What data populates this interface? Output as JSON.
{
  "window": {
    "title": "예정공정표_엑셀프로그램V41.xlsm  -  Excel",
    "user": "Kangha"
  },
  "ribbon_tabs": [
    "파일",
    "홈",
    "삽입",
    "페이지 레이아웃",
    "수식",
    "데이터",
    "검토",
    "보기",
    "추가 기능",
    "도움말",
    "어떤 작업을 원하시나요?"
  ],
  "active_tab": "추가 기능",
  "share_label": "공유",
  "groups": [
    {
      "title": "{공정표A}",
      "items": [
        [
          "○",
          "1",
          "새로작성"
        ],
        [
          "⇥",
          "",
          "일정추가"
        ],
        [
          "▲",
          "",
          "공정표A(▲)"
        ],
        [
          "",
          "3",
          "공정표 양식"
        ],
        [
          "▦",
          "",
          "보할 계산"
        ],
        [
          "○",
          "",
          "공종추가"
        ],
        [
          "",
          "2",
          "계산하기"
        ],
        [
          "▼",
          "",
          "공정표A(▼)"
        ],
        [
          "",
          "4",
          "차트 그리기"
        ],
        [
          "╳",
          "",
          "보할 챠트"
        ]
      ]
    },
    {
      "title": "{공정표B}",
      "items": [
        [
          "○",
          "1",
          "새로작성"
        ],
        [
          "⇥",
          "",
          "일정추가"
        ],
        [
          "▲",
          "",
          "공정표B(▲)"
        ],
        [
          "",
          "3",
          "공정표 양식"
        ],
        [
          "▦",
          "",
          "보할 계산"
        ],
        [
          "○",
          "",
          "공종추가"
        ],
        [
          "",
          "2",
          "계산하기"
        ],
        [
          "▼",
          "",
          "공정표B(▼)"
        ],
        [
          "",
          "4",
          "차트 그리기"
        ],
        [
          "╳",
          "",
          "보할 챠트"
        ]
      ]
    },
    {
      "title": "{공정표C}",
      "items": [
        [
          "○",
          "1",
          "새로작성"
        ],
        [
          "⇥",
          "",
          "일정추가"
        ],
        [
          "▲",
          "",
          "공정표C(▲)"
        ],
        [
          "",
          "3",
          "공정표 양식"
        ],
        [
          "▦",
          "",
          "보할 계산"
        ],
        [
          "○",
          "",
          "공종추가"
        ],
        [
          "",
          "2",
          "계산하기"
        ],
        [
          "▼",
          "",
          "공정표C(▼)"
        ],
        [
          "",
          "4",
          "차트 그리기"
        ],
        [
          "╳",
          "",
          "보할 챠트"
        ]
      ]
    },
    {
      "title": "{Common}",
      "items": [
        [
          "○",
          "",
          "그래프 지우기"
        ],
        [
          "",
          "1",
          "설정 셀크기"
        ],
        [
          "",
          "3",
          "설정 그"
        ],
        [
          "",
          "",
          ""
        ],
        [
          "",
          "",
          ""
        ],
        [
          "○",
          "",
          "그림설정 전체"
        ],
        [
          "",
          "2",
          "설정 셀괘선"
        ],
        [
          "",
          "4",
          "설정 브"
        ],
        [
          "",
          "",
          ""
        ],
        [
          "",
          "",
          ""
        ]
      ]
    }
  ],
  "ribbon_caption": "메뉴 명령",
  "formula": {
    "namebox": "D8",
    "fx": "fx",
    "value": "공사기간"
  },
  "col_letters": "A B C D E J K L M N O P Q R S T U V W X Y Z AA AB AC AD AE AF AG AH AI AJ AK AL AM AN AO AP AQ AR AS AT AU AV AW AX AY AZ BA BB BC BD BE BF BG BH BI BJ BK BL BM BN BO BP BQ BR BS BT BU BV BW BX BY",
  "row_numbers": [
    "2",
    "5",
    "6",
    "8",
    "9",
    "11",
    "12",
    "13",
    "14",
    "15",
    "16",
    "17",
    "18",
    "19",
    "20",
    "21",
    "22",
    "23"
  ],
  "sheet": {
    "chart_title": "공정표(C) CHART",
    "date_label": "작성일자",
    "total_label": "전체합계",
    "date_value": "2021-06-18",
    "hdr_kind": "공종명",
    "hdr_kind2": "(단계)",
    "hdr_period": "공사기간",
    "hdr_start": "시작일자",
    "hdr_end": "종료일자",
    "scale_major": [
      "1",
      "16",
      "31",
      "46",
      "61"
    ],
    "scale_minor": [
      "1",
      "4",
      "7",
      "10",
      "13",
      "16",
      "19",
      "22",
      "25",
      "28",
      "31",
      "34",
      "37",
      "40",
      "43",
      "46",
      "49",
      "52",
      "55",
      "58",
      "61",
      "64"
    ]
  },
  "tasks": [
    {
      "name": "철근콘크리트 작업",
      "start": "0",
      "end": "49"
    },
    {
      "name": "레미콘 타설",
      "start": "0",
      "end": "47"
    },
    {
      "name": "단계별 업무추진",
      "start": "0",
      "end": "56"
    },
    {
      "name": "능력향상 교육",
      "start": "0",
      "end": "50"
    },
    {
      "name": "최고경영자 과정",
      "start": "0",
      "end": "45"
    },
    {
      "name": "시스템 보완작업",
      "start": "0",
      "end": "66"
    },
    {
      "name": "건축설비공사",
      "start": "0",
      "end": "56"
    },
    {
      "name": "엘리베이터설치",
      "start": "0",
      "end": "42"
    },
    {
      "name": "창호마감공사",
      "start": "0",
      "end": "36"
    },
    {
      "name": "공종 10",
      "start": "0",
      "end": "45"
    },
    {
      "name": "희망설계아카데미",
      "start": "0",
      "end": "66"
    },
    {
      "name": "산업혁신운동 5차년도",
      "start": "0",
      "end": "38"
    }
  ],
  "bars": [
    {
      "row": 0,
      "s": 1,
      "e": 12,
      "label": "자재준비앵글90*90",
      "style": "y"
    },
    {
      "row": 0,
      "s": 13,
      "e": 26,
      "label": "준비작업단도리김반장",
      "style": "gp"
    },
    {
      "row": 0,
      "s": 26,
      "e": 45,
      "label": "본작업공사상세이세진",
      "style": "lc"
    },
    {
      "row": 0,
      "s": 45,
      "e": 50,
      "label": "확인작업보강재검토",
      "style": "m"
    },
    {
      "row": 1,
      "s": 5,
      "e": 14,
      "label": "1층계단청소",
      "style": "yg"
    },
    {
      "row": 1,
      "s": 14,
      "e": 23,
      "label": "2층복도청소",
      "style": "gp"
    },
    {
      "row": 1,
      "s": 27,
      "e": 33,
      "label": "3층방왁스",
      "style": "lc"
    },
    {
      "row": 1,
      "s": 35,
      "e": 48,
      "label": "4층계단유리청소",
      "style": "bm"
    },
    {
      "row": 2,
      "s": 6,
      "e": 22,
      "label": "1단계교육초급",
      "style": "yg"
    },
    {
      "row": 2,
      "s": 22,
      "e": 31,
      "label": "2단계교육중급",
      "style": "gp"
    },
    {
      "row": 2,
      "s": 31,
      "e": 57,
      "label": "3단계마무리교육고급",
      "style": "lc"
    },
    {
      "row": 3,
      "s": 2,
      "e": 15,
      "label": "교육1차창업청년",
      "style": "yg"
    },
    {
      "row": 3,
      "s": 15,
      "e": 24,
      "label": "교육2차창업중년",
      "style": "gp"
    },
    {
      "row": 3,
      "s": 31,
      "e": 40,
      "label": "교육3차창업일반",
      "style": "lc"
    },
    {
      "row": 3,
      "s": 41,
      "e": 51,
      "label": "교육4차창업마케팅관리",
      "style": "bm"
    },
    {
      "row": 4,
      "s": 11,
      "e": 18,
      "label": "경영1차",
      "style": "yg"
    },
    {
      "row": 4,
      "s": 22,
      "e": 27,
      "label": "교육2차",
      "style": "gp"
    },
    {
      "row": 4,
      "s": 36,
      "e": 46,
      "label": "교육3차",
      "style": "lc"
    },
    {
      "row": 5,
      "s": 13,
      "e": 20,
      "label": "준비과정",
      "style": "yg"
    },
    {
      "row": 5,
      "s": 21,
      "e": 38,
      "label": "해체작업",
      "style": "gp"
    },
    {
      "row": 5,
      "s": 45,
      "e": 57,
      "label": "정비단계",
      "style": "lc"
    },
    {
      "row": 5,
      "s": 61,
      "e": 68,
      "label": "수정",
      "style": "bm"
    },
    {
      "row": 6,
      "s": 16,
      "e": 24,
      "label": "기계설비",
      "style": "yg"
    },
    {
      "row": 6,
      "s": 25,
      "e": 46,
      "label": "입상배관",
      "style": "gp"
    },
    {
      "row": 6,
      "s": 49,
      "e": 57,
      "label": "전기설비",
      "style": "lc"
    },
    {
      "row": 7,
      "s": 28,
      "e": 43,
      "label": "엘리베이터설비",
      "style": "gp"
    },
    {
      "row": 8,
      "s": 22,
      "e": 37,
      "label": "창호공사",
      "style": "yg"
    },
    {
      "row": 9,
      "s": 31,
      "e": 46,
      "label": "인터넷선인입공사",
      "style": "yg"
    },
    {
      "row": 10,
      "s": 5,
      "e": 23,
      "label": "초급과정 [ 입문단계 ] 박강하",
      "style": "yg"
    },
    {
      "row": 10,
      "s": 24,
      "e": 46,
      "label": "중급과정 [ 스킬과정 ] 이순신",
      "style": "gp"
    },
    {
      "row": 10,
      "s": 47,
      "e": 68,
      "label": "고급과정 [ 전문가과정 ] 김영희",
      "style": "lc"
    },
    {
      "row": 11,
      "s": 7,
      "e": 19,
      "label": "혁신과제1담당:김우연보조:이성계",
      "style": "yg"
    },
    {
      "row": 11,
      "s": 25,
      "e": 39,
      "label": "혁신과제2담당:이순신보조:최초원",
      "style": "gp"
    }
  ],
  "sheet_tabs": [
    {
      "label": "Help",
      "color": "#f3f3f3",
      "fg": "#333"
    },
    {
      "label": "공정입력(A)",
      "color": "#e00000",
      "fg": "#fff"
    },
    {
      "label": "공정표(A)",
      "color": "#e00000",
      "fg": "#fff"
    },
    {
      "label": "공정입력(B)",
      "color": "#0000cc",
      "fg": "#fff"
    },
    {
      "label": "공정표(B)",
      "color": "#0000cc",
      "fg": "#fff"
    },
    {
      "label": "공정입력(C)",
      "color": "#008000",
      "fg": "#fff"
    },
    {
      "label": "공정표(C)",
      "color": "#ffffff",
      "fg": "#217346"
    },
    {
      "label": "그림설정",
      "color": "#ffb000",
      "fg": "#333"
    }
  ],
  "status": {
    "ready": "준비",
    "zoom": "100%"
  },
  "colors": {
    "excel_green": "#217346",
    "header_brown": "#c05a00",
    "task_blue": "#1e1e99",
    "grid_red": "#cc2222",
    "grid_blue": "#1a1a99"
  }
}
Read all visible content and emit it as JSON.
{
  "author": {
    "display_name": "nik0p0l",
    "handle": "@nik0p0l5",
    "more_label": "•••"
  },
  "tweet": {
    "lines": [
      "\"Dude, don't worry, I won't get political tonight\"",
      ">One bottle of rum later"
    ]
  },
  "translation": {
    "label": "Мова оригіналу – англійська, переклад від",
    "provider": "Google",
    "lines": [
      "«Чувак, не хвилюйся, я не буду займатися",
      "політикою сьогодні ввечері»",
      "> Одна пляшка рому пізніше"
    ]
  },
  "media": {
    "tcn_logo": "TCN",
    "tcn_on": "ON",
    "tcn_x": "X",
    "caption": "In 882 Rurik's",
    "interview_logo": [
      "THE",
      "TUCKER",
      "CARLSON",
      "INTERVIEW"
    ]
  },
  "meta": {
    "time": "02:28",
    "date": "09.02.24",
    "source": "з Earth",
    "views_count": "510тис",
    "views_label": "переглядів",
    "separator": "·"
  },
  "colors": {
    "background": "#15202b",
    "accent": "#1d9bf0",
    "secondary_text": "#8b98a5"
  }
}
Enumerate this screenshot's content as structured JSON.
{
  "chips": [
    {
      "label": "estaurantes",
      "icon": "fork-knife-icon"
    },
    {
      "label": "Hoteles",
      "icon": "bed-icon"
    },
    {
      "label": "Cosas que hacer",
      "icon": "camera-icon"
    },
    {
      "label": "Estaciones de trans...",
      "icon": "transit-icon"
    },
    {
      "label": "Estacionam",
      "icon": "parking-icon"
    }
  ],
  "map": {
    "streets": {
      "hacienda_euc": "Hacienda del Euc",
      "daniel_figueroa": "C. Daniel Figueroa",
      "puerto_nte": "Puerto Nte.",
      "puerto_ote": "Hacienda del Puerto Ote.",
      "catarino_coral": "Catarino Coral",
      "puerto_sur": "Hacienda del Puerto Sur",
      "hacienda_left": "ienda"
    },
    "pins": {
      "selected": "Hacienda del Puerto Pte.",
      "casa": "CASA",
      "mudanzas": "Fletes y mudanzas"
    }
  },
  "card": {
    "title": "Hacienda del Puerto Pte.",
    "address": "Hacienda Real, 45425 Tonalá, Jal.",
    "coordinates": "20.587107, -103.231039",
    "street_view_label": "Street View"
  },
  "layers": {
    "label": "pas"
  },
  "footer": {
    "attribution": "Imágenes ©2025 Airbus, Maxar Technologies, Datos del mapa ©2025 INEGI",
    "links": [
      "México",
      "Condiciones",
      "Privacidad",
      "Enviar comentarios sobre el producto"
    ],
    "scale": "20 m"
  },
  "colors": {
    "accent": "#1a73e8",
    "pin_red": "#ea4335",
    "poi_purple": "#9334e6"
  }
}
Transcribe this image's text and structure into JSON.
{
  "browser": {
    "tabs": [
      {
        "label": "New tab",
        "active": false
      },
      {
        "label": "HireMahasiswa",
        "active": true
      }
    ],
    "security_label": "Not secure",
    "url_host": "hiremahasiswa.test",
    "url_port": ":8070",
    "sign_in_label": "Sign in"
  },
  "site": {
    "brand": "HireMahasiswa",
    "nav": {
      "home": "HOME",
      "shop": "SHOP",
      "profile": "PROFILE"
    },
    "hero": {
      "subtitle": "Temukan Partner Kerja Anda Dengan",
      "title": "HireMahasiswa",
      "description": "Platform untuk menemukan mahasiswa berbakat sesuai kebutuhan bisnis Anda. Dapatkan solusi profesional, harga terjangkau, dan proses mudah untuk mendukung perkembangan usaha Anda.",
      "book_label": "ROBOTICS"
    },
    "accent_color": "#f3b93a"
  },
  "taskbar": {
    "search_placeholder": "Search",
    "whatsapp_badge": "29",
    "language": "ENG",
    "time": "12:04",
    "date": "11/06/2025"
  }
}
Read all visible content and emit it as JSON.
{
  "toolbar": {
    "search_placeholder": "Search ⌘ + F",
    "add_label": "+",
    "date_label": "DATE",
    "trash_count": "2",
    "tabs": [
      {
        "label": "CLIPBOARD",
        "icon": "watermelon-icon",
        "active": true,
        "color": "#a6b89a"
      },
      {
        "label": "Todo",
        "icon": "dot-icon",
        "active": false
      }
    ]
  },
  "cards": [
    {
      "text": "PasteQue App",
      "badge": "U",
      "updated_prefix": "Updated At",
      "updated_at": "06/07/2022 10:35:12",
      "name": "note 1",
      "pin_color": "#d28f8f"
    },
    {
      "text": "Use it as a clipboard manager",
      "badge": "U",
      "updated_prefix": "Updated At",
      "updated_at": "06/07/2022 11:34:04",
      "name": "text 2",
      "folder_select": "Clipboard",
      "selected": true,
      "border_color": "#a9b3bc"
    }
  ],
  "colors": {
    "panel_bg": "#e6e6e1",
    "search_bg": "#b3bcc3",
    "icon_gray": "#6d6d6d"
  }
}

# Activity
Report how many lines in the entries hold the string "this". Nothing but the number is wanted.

# The completed task
3